In the prose poem ‘Notes on the Mosquito’ the play between life and death, killing the mosquito and becoming the mosquito and what it represents (to the killer), are woven together into a dystopic ‘welcoming’ mat of language and ‘this is who and what we make ourselves’. The stunning and vivid images that so took me during the reading, with their anaphoric departures and rhetorical threads (images as beads on a necklace came to mind at the time), are played with an irony drawing on an international awareness that irony works in different ways in different cultural spaces and places.
Xi Chuan, who talks of Yang Lian in his afterword, is like Yang Lian in his polymath elucidation of ‘classical’ Chinese in a cross-language cross-cultural and interhistorical contextualising. The mosquito as symbol of not only the ‘ordinary’ person, the ‘everyman’, the selves neglected by the acclaiming public, by the big public movements of history – is also, well, a mosquito. Thing-in-itself. Different. And difference and sameness are at the core of the ontology of this ‘meditation’ in irony both lachrymose and lambent. To quote from Lucas Klein’s translation (his translations of Xi Chuan’s poems are superb poems in their own right), we go from brutality to existential musing. From:

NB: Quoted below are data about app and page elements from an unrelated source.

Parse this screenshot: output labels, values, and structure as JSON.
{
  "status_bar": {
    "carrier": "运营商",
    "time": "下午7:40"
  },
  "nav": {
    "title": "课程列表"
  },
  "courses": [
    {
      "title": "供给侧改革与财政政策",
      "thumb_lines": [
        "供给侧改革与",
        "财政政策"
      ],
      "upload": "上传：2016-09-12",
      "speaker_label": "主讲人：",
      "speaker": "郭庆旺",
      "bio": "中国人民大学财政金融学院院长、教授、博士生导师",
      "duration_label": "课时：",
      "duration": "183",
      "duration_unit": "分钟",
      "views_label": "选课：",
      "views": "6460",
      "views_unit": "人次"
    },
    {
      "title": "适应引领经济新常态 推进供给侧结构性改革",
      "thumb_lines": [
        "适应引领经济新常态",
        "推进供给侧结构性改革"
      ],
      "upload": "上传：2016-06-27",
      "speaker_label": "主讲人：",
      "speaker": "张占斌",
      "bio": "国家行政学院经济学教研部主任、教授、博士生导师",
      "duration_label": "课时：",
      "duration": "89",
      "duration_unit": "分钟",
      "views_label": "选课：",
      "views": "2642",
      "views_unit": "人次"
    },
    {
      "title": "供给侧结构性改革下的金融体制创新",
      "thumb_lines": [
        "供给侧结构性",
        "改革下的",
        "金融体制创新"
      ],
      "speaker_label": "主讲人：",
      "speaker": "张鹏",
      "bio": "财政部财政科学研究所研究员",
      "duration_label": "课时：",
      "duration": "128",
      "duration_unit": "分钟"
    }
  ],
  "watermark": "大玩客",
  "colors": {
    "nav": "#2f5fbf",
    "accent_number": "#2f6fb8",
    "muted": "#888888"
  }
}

to, six stanzas later: ‘So what human form does the mosquito take after it dies? Someone buzzing and flitting in front of me, he must have been a mosquito in a previous life.’
In the crevices of history, mosquitoes are everywhere. They have witnessed and even participated in beheadings, human quarterings by cart-horse, busted embankments on the Yellow River, and the peddling of sons and daughters, yet not once do the twenty-five books of the dynastic histories mention the mosquito.
Xi Chuan is a master at tackling the ordinary lyrical observation and manifesting it through historical-cultural specifications of place. He takes an idea, or maybe a word itself, and lets it grow. Razor-sharp observation mixes with casual conversation, and while remaining understated, vast structures can build from fragments. Sensuality and decay, youth and ageing, comfort and pain, vie with each other in building the ‘shape of the poem’ itself. I think of Pound’s vase being cracked open to leave the shape of the poem that had been poured into it. The shape is conceptual, and often amorphous and beautifully contradictory. ‘Drizzle’ manifests:
it’s not fur—it’s mold—mold on stones mold on bread
it’s drizzle that makes clothes grow moldy the spirit grow moldy—
this is the decay drive
and later in ‘Drizzle’:
eighty days of drizzle—not too long
eighty days of drizzle enveloping 120, 000 square miles of land and
sea—not too broad
Place is in the poem, place/s are in us. Cycles that become moebius strips in which we question where we stand and who we are. There are many departures of self in the selves of Xi Chuan, and maybe, also, his translator and readers. As it is unpublished (but a video exists here), I cannot include a sample here of the poem ‘Bloom’, the tour de force with which Xi Chuan and Lucas Klein finished the reading, but maybe I can cite the final two lines in the English translation as the poem built and built and snowballed through the rhythms of being, wherein the many I-s in the hotel of Xi Chuan’s self bloomed in their variety, disturbance, strangeness contradictions and beauty:
just bloom like a fool
just bloom casually and carelessly come for all your marvelousness bloom